A wise woman once told me that we write the book we need to read. Was that ever true for me! Writing No Excuses: 9 Ways Women Can Change How We Think About Power forced me to confront my pattern of giving away power, and that shook me to my core.
I am a former president of Planned Parenthood Federation of America and have been a leader in the women’s movement for 30 years. But despite a career many people deemed amazing, my awareness of my own struggles with power began creeping up on me like a blush in 2008 when I wrote an article for ELLE magazine about the lack of women in political office.
I studied many organizations that train women to run for office and fund their campaigns. To my dismay, these organizations are scarcely moving the dial. At the rate we’re going, it will take another 70 years for women to reach parity in elected office. (Yes, even after much-touted 2012 gains to 20% of the Senate, we’re still on course for that 70-year trajectory.)
Shocked, I set forth to discover why. When women run, they’re just as likely to win as their male counterparts. But according to American University professor Jennifer Lawless, women are half as likely as men to think seriously about running and one-and-a-half times more likely than men to say they would never run.
You can’t win if you don’t run. If women don’t run, we’ll always be reacting to laws made by people who might not have our best interests at heart, or simply don’t understand the impact of policy through a gender lens.
Then I found the exact same dynamics, with exactly the same consequences, in the workplace and in intimate relationships.
Drilling down further, it became clear that the reasons are rooted in most women’s ambivalent relationship with power. I realized we must deal with our culturally-learned resistance to embracing power if we ever want to dismantle the remaining structural barriers to women’s advancement.
But it was easier to digest the hard truth about women in general than to face my personal power demons. Then, while I was researching “No Excuses,” another book I wrote with actress Kathleen Turner neared release. At our pre-release publicity meeting, though I was an equal partner contractually, the publicity director turned his back to me and spoke only to Kathleen.
In that moment, I realized I had done it again—I had spoken in someone else’s voice, not my own. And I had been doing it my whole life, despite rising from teen mom and high school dropout to president of Planned Parenthood. I became a best selling author (my dream since I was five years old!) and even taught a college course called “Women, Power, and Leadership,” but I still described my accomplishments as though they were happenstance: “I was lucky,” “other people pushed me to do big things,” “I simply responded to what was needed.”

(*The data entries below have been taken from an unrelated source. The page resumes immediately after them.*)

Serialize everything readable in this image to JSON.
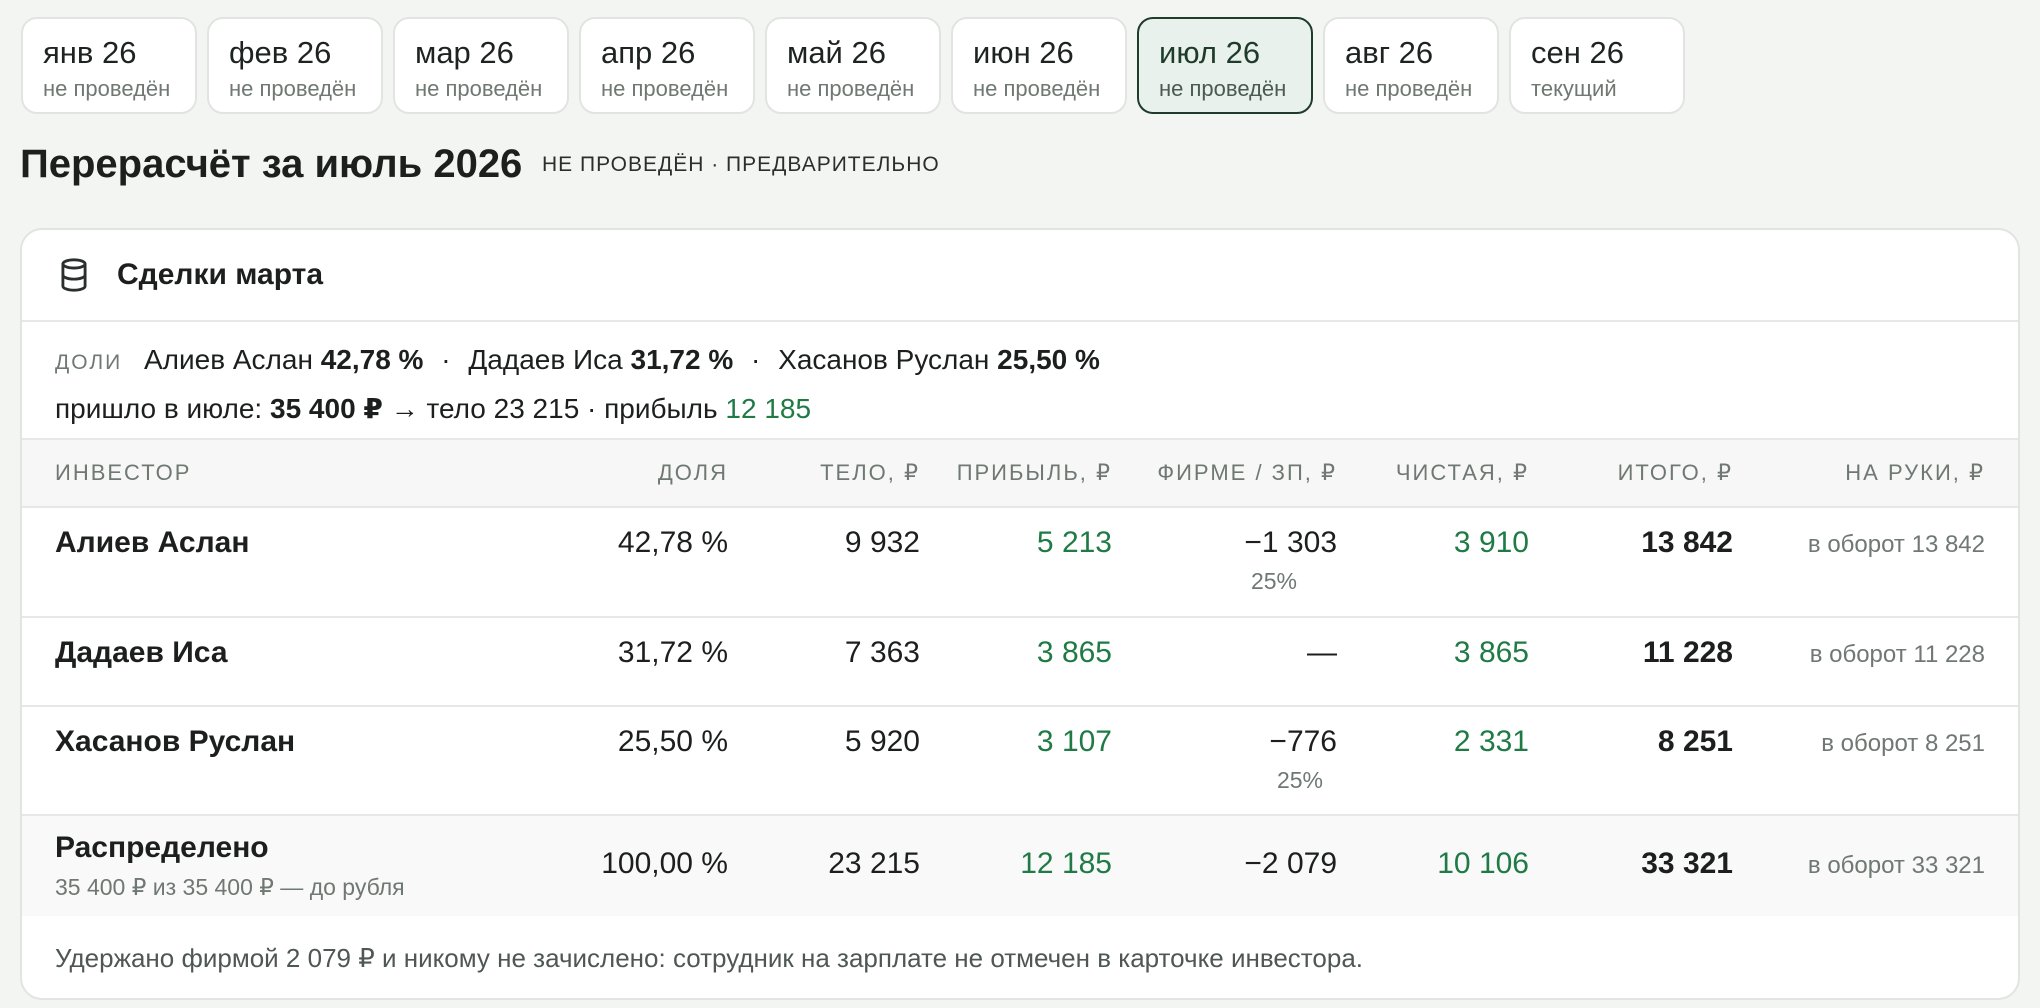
{
  "tabs": [
    {
      "title": "янв 26",
      "status": "не проведён"
    },
    {
      "title": "фев 26",
      "status": "не проведён"
    },
    {
      "title": "мар 26",
      "status": "не проведён"
    },
    {
      "title": "апр 26",
      "status": "не проведён"
    },
    {
      "title": "май 26",
      "status": "не проведён"
    },
    {
      "title": "июн 26",
      "status": "не проведён"
    },
    {
      "title": "июл 26",
      "status": "не проведён",
      "active": true
    },
    {
      "title": "авг 26",
      "status": "не проведён"
    },
    {
      "title": "сен 26",
      "status": "текущий"
    }
  ],
  "page": {
    "title": "Перерасчёт за июль 2026",
    "status": "НЕ ПРОВЕДЁН · ПРЕДВАРИТЕЛЬНО"
  },
  "card": {
    "icon": "database-icon",
    "title": "Сделки марта",
    "shares_label": "ДОЛИ",
    "shares": [
      {
        "name": "Алиев Аслан",
        "pct": "42,78 %"
      },
      {
        "name": "Дадаев Иса",
        "pct": "31,72 %"
      },
      {
        "name": "Хасанов Руслан",
        "pct": "25,50 %"
      }
    ],
    "separator": "·",
    "income_prefix": "пришло в июле:",
    "income_amount": "35 400 ₽",
    "income_rest": "→ тело 23 215 · прибыль",
    "income_profit": "12 185"
  },
  "table": {
    "headers": {
      "investor": "ИНВЕСТОР",
      "share": "ДОЛЯ",
      "body": "ТЕЛО, ₽",
      "profit": "ПРИБЫЛЬ, ₽",
      "firm": "ФИРМЕ / ЗП, ₽",
      "net": "ЧИСТАЯ, ₽",
      "total": "ИТОГО, ₽",
      "hand": "НА РУКИ, ₽"
    },
    "rows": [
      {
        "name": "Алиев Аслан",
        "share": "42,78 %",
        "body": "9 932",
        "profit": "5 213",
        "firm": "−1 303",
        "firm_sub": "25%",
        "net": "3 910",
        "total": "13 842",
        "hand": "в оборот 13 842"
      },
      {
        "name": "Дадаев Иса",
        "share": "31,72 %",
        "body": "7 363",
        "profit": "3 865",
        "firm": "—",
        "firm_sub": "",
        "net": "3 865",
        "total": "11 228",
        "hand": "в оборот 11 228"
      },
      {
        "name": "Хасанов Руслан",
        "share": "25,50 %",
        "body": "5 920",
        "profit": "3 107",
        "firm": "−776",
        "firm_sub": "25%",
        "net": "2 331",
        "total": "8 251",
        "hand": "в оборот 8 251"
      }
    ],
    "total": {
      "name": "Распределено",
      "sub": "35 400 ₽ из 35 400 ₽ — до рубля",
      "share": "100,00 %",
      "body": "23 215",
      "profit": "12 185",
      "firm": "−2 079",
      "net": "10 106",
      "total": "33 321",
      "hand": "в оборот 33 321"
    }
  },
  "footer_note": "Удержано фирмой 2 079 ₽ и никому не зачислено: сотрудник на зарплате не отмечен в карточке инвестора.",
  "colors": {
    "accent_green": "#1f7a45",
    "active_tab_border": "#1f3b2c",
    "active_tab_bg": "#e8f1eb"
  }
}
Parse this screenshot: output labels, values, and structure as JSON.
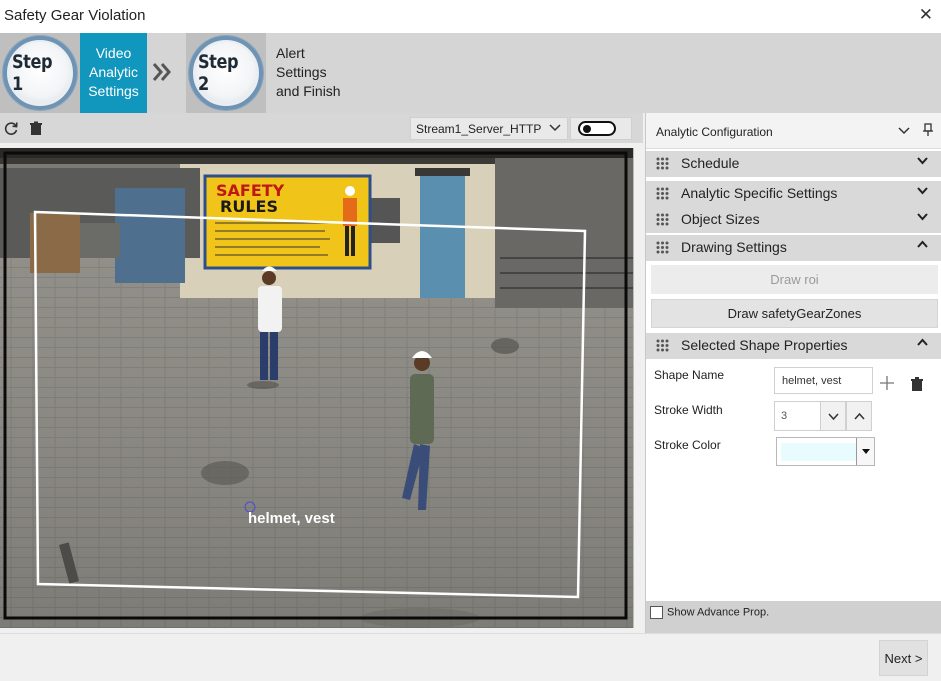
{
  "window": {
    "title": "Safety Gear Violation",
    "close_glyph": "✕"
  },
  "wizard": {
    "step1": {
      "badge": "Step 1",
      "label_lines": [
        "Video",
        "Analytic",
        "Settings"
      ],
      "active": true
    },
    "step2": {
      "badge": "Step 2",
      "label_lines": [
        "Alert",
        "Settings",
        "and Finish"
      ],
      "active": false
    },
    "separator_icon": "double-chevron-right-icon"
  },
  "toolbar": {
    "icons": [
      "refresh-icon",
      "trash-icon"
    ],
    "stream": {
      "selected": "Stream1_Server_HTTP"
    },
    "toggle": {
      "on": false
    }
  },
  "video": {
    "poster_text": [
      "SAFETY",
      "RULES"
    ],
    "zone_label": "helmet, vest"
  },
  "panel": {
    "title": "Analytic Configuration",
    "sections": {
      "schedule": "Schedule",
      "analytic_specific": "Analytic Specific Settings",
      "object_sizes": "Object Sizes",
      "drawing": "Drawing Settings",
      "selected_shape": "Selected Shape Properties"
    },
    "buttons": {
      "draw_roi": "Draw roi",
      "draw_zones": "Draw safetyGearZones"
    },
    "props": {
      "shape_name_label": "Shape Name",
      "shape_name_value": "helmet, vest",
      "stroke_width_label": "Stroke Width",
      "stroke_width_value": "3",
      "stroke_color_label": "Stroke Color",
      "stroke_color_value": "#e8fbff"
    },
    "footer": {
      "advanced_label": "Show Advance Prop.",
      "checked": false
    }
  },
  "footer": {
    "next_label": "Next >"
  },
  "colors": {
    "accent": "#1197be",
    "zone_stroke": "#ffffff"
  }
}
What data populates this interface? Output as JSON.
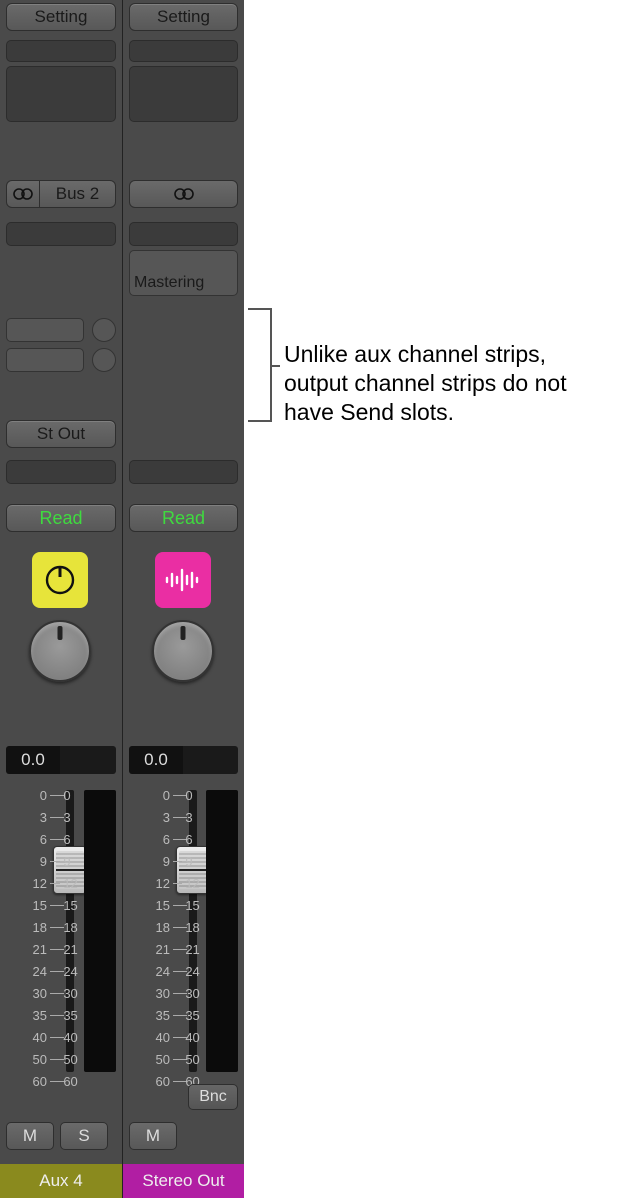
{
  "channels": [
    {
      "kind": "aux",
      "setting_label": "Setting",
      "input_label": "Bus 2",
      "output_label": "St Out",
      "automation_label": "Read",
      "volume_display": "0.0",
      "mute_label": "M",
      "solo_label": "S",
      "name": "Aux 4",
      "strip_color": "#8a8a1e",
      "icon": {
        "semantic": "knob-icon",
        "bg": "#e7e43a"
      }
    },
    {
      "kind": "output",
      "setting_label": "Setting",
      "mastering_label": "Mastering",
      "automation_label": "Read",
      "volume_display": "0.0",
      "mute_label": "M",
      "bnc_label": "Bnc",
      "name": "Stereo Out",
      "strip_color": "#b11ea3",
      "icon": {
        "semantic": "waveform-icon",
        "bg": "#ea2ea3"
      }
    }
  ],
  "fader_scale": [
    "0",
    "3",
    "6",
    "9",
    "12",
    "15",
    "18",
    "21",
    "24",
    "30",
    "35",
    "40",
    "50",
    "60"
  ],
  "annotation": "Unlike aux channel strips, output channel strips do not have Send slots."
}
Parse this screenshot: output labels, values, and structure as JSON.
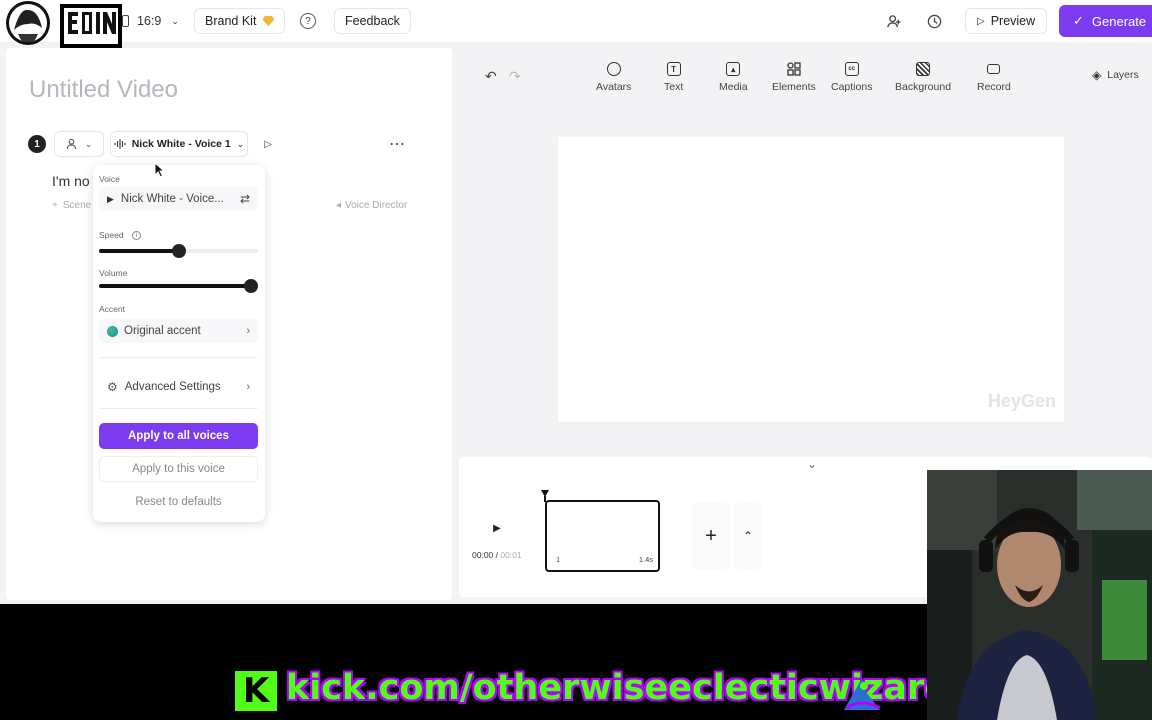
{
  "topbar": {
    "aspect_ratio": "16:9",
    "brand_kit_label": "Brand Kit",
    "feedback_label": "Feedback",
    "preview_label": "Preview",
    "generate_label": "Generate"
  },
  "editor": {
    "title": "Untitled Video",
    "scene_number": "1",
    "voice_select_label": "Nick White - Voice 1",
    "script_text": "I'm no",
    "scene_add_label": "Scene",
    "voice_director_label": "Voice Director"
  },
  "voice_popup": {
    "voice_label": "Voice",
    "voice_value": "Nick White - Voice...",
    "speed_label": "Speed",
    "speed_level": 0.5,
    "volume_label": "Volume",
    "volume_level": 1.0,
    "accent_label": "Accent",
    "accent_value": "Original accent",
    "advanced_label": "Advanced Settings",
    "apply_all_label": "Apply to all voices",
    "apply_this_label": "Apply to this voice",
    "reset_label": "Reset to defaults"
  },
  "toolbar": {
    "items": [
      {
        "label": "Avatars",
        "icon": "avatar-icon"
      },
      {
        "label": "Text",
        "icon": "text-icon"
      },
      {
        "label": "Media",
        "icon": "media-icon"
      },
      {
        "label": "Elements",
        "icon": "elements-icon"
      },
      {
        "label": "Captions",
        "icon": "captions-icon"
      },
      {
        "label": "Background",
        "icon": "background-icon"
      },
      {
        "label": "Record",
        "icon": "record-icon"
      }
    ],
    "layers_label": "Layers"
  },
  "canvas": {
    "watermark": "HeyGen"
  },
  "timeline": {
    "time_current": "00:00",
    "time_total": "00:01",
    "clip_index": "1",
    "clip_duration": "1.4s"
  },
  "overlay": {
    "kick_logo": "K",
    "kick_url": "kick.com/otherwiseeclecticwizard"
  },
  "colors": {
    "accent": "#7b3cf0",
    "kick_green": "#53fc18",
    "kick_outline": "#b400ff"
  }
}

I might have been leaning in, but I was bowing out of my power to choose and own the worth of my work. That was the moment I knew I had the power to shift from reaction to intention. I felt a tremendous relief.
The unwillingness to embrace power and the responsibility—and credit—that comes with it turns out to be a key difference between how women and men approach their work and their lives.
We don’t need to become men to change this pattern. We do need to value ourselves more, and to transform the power paradigm from a constricted “power over” to the expansive and positive (and more authentically female) “power TO” make life better for ourselves, our families, our companies, the world.
I’ve been an activist for women for 40 years, and as much as I’d like to, I can’t live another 70 years. So I decided to “Lean In” one more time to move women along faster toward our fair and equal share of leadership positions by the year 2025.
With co-founder Amy Litzenberger, I’ve started Take The Lead to provide information, inspiration and practical tools for women at critical stages of their lives and careers. We proudly join with LeanIn.org in this effort.
I’m certain in the deepest parts of my heart that unlimited possibilities beckon to create a world that will be more equitable and healthier for both men and women. There are no excuses this time. It’s up to us to Lean In and Take The Lead together.
About the Author
Gloria Feldt, Co-Founder and President of Take The Lead, is the author of No Excuses: 9 Ways Women Can Change How We Think About Power. She teaches "Women, Power, and Leadership" at Arizona State University and was named to Vanity Fair's Top 200 women Legends, Leaders, and Trailblazers.